▶ **Web page and app entries**
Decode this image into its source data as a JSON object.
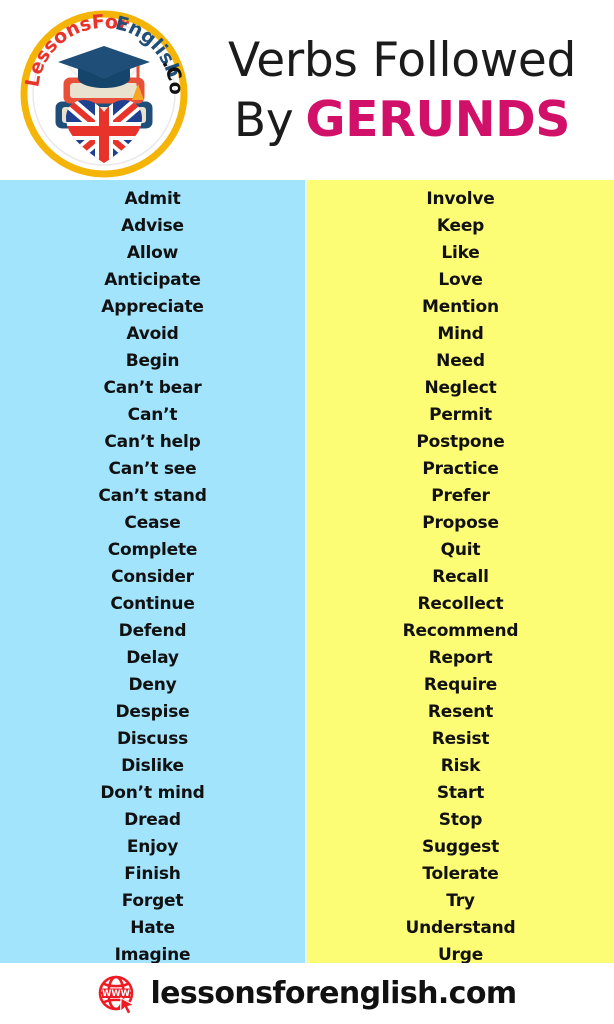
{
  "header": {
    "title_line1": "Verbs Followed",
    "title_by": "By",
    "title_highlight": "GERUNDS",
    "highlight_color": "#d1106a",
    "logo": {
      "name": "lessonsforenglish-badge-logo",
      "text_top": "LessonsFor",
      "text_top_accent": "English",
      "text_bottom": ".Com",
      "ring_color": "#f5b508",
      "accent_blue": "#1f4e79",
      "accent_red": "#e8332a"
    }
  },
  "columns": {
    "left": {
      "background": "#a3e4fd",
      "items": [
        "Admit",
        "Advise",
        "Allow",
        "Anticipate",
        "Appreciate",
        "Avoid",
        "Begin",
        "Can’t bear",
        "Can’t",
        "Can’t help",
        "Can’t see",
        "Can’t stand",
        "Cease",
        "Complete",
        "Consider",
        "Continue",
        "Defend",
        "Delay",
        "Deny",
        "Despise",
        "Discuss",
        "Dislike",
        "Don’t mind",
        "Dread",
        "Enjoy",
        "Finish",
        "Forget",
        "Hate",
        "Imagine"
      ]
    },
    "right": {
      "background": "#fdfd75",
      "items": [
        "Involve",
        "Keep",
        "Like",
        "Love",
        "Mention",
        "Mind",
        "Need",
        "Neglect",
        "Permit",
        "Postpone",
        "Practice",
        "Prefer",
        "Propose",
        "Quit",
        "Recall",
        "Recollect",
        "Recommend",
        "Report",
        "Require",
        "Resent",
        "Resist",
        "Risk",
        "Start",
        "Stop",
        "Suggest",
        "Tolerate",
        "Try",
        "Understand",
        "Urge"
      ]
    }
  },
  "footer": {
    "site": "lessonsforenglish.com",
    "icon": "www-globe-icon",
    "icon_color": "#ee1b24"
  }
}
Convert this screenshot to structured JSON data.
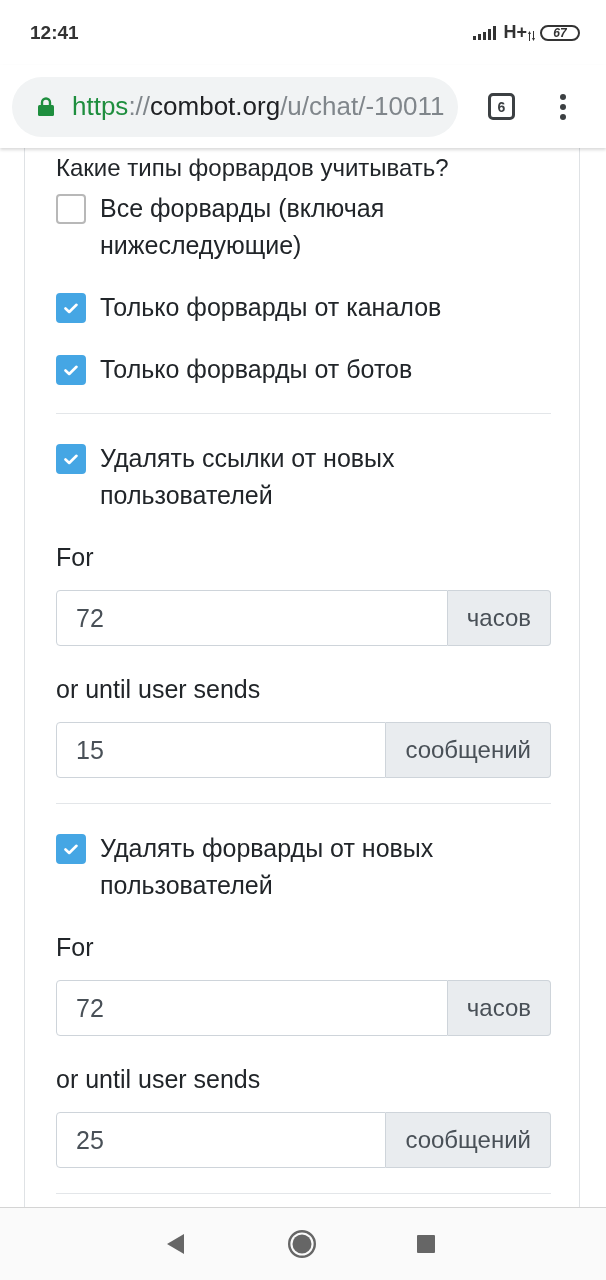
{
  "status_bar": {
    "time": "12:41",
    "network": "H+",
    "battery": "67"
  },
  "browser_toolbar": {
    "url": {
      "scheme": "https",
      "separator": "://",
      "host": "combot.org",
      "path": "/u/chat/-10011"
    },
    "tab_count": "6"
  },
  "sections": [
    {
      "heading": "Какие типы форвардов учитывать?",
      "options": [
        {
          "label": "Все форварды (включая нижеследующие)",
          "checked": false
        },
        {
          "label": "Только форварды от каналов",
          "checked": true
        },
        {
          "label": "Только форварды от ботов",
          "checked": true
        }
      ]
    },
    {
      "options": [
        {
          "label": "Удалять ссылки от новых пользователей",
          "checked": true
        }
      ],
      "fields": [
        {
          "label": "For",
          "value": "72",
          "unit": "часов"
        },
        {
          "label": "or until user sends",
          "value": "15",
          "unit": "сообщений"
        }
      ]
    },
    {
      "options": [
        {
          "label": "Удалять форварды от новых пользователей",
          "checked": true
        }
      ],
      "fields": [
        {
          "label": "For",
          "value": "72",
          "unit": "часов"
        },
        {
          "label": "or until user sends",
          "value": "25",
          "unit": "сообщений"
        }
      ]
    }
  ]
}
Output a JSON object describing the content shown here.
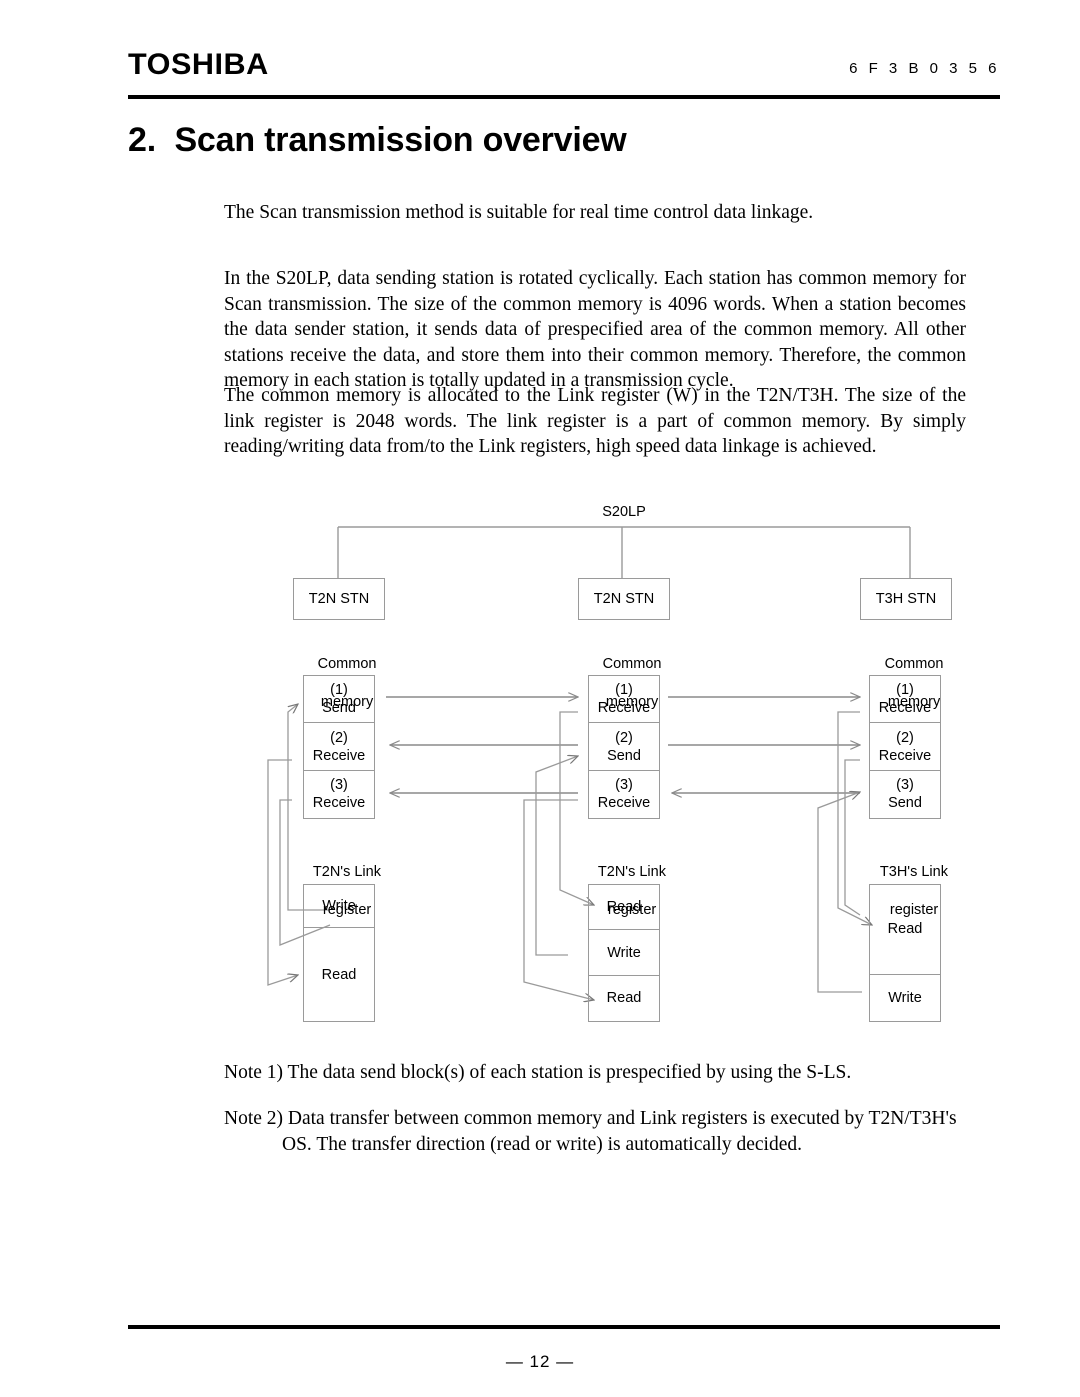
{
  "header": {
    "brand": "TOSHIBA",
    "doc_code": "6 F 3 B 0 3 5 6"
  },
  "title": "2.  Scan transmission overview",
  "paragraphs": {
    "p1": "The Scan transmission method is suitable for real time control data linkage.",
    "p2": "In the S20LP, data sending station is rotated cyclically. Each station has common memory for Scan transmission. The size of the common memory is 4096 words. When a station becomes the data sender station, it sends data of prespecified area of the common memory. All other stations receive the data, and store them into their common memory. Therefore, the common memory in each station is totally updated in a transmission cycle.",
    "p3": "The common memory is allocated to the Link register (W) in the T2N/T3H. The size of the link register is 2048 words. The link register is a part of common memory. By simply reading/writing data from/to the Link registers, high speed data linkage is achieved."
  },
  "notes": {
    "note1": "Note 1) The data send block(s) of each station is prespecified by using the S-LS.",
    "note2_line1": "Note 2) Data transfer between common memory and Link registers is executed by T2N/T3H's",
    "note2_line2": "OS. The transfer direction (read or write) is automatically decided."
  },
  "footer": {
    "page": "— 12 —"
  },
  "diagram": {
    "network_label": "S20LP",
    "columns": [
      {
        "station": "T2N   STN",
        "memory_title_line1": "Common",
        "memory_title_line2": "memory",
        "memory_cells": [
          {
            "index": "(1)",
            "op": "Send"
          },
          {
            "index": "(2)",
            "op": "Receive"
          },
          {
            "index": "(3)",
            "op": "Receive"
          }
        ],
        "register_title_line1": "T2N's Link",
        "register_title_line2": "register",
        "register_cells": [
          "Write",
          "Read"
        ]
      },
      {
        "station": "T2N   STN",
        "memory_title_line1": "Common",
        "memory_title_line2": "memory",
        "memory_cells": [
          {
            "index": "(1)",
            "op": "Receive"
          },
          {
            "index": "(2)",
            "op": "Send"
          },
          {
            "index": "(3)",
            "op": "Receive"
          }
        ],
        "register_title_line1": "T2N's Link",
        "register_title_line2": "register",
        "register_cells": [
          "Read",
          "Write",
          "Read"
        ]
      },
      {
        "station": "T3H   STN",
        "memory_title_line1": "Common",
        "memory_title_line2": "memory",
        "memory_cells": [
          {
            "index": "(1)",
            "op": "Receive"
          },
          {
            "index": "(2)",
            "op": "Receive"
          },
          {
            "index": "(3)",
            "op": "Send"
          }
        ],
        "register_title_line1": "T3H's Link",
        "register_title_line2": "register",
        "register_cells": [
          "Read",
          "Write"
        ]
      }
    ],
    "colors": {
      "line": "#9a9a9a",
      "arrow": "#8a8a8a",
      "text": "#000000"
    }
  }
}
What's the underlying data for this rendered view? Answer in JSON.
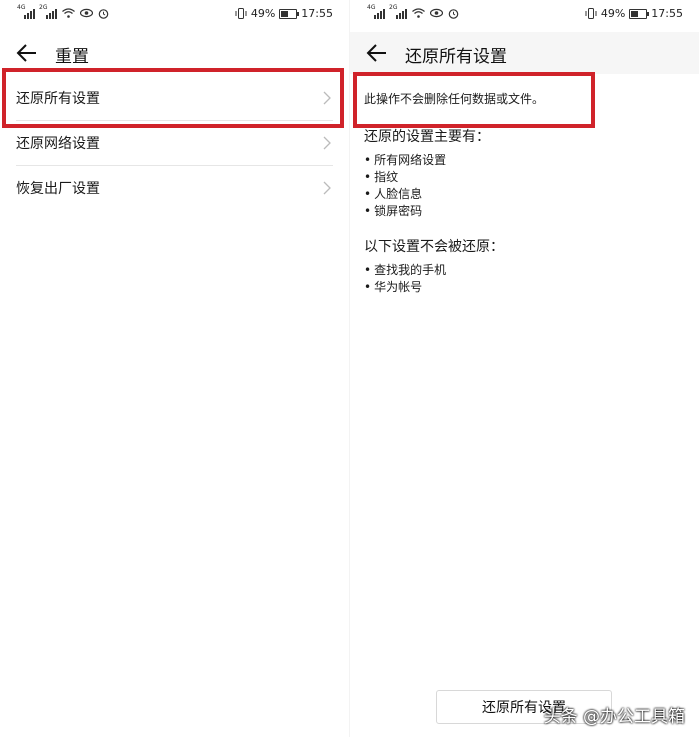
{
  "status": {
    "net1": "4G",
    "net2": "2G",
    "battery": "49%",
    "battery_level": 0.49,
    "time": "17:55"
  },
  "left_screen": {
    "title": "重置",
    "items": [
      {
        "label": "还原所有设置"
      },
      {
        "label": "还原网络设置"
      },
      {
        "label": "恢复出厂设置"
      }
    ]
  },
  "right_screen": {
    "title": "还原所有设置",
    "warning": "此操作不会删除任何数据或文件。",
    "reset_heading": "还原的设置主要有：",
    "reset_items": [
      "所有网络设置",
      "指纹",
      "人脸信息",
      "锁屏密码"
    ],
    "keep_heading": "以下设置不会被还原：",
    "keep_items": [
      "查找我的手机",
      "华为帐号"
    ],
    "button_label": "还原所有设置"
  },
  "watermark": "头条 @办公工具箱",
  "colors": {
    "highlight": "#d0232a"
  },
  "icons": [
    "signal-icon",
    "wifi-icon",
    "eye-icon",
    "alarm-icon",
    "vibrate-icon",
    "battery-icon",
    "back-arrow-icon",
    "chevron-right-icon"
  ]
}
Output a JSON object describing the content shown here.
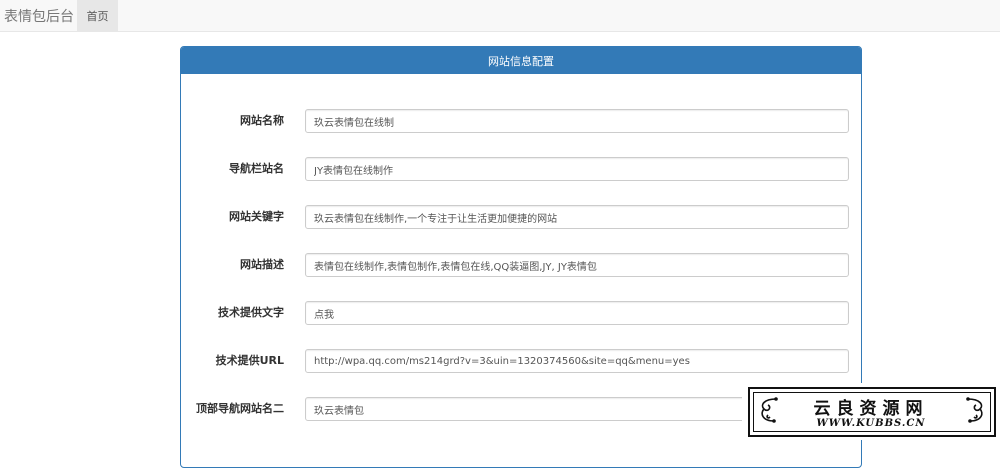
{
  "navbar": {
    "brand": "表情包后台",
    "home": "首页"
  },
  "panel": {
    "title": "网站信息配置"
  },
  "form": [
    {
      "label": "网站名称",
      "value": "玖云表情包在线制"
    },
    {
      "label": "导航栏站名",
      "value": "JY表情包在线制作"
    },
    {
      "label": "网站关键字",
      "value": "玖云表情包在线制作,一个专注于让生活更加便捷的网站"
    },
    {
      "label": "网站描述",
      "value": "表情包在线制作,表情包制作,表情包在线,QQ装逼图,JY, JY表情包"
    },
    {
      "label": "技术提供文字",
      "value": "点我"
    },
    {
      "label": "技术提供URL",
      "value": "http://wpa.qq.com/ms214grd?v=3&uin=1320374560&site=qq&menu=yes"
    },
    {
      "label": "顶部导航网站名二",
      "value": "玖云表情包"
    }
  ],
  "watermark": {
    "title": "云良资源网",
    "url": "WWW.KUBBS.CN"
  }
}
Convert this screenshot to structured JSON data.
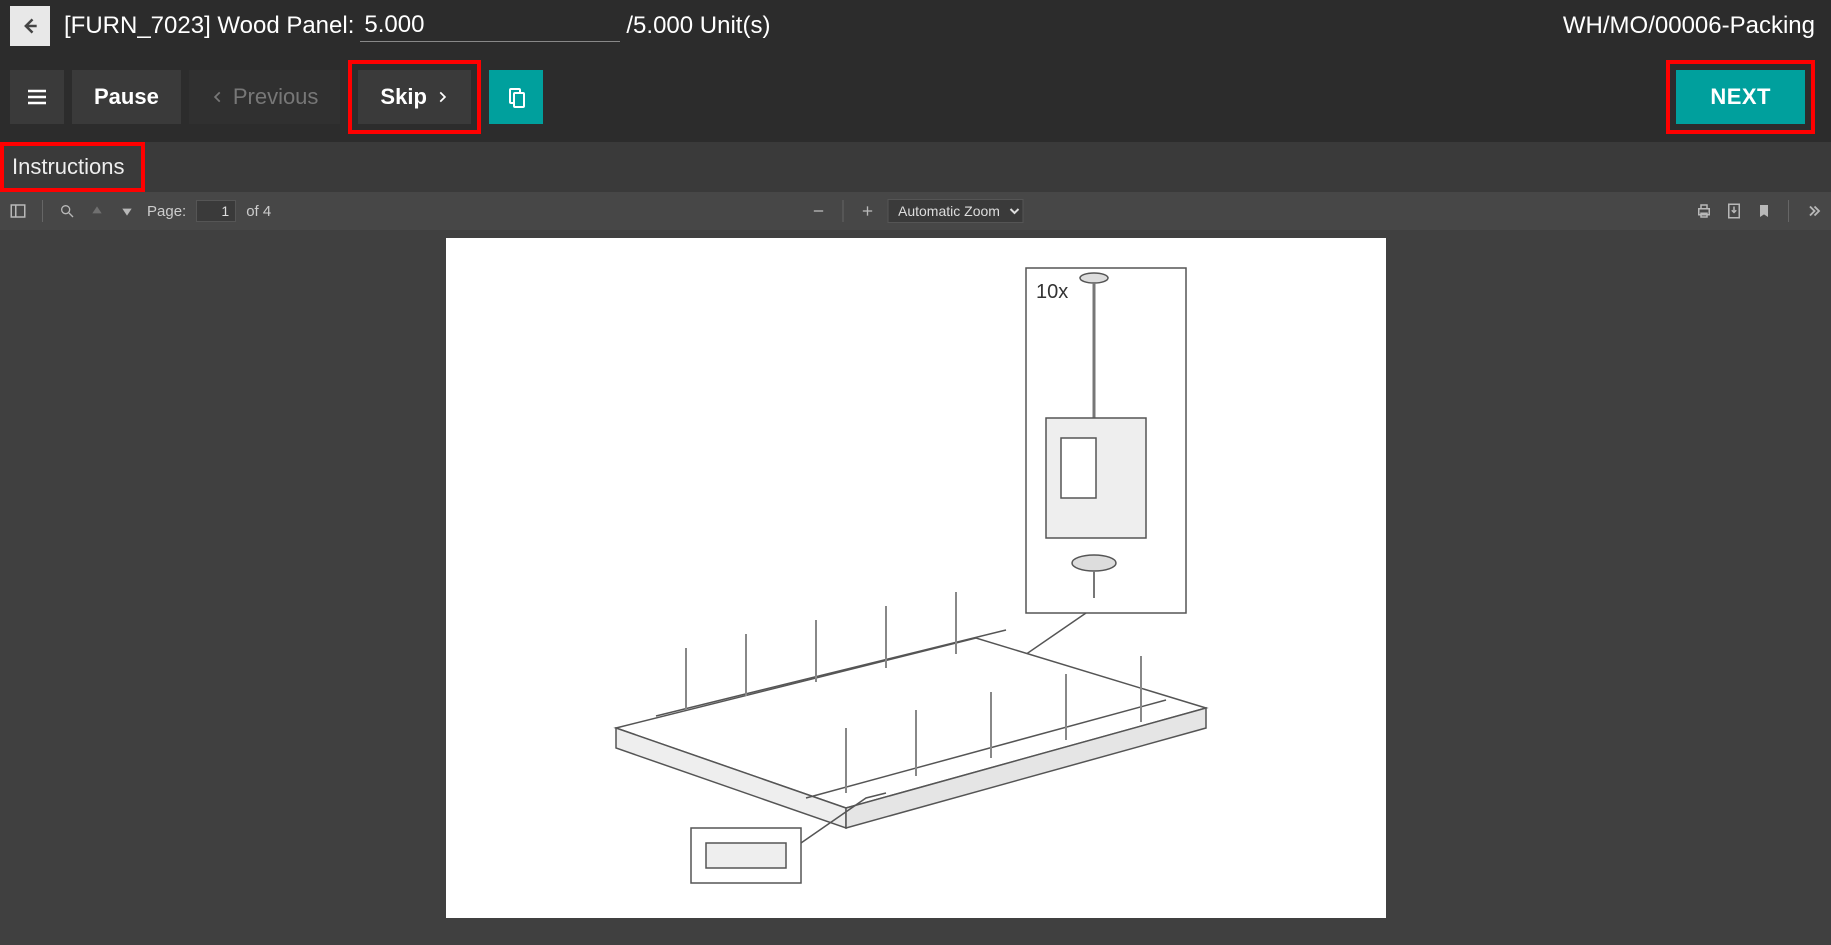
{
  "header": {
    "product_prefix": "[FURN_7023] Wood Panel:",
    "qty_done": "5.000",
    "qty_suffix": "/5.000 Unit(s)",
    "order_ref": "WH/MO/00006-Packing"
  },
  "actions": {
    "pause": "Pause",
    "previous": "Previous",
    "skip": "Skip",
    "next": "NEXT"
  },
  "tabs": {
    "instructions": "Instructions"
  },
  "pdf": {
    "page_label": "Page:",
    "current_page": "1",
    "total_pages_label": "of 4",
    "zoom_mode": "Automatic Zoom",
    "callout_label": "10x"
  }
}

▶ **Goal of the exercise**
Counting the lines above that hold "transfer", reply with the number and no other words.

▶ **Response area**
2